Activity -
Every line below that contains the word "Settings" must be copied.

Material to process -

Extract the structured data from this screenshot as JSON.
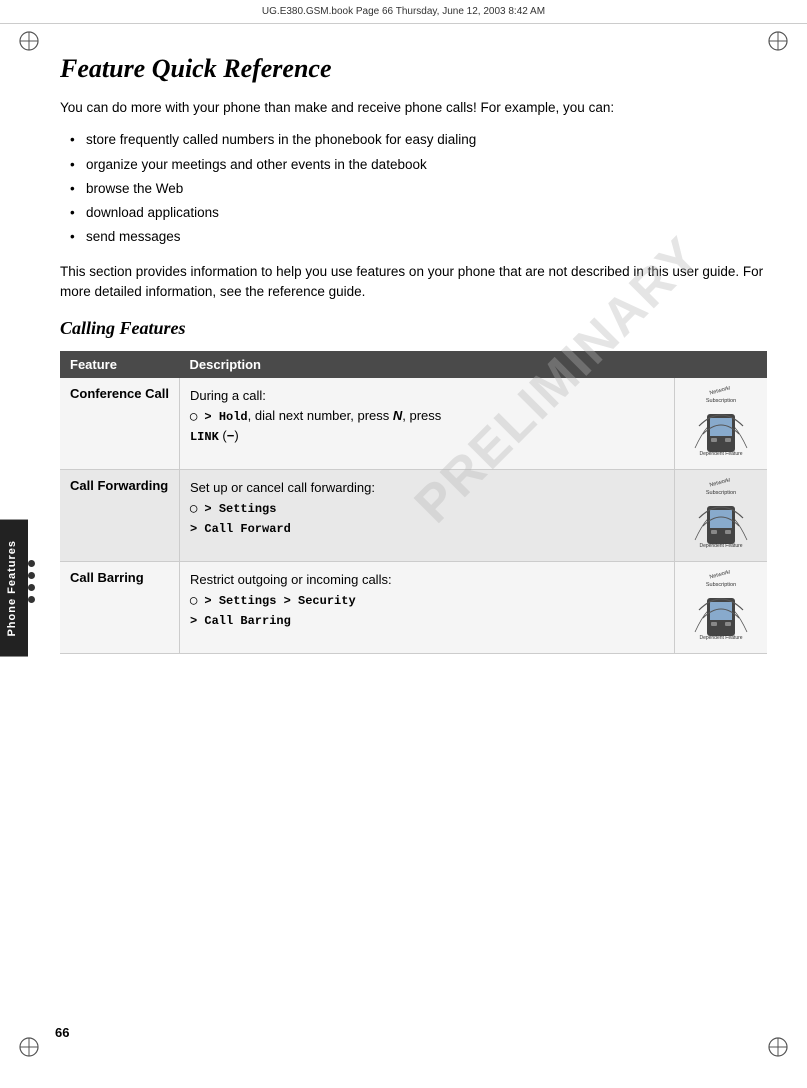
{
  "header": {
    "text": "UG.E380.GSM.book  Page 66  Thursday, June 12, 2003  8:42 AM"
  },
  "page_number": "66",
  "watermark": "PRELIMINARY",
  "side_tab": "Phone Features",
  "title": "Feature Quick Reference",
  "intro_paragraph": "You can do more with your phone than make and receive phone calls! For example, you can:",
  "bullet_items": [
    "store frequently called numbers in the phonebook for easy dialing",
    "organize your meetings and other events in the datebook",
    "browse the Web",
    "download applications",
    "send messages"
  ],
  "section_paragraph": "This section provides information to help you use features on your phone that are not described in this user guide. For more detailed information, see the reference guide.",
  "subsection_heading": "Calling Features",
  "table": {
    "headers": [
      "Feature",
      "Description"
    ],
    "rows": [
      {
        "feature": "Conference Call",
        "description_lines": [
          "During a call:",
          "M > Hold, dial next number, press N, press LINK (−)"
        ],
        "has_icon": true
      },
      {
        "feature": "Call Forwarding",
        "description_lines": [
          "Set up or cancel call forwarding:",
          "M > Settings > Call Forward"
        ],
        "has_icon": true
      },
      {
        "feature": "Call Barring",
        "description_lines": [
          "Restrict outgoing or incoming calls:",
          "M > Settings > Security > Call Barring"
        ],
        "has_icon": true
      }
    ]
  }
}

Result for this exercise -
          "M > Settings > Call Forward"
          "M > Settings > Security > Call Barring"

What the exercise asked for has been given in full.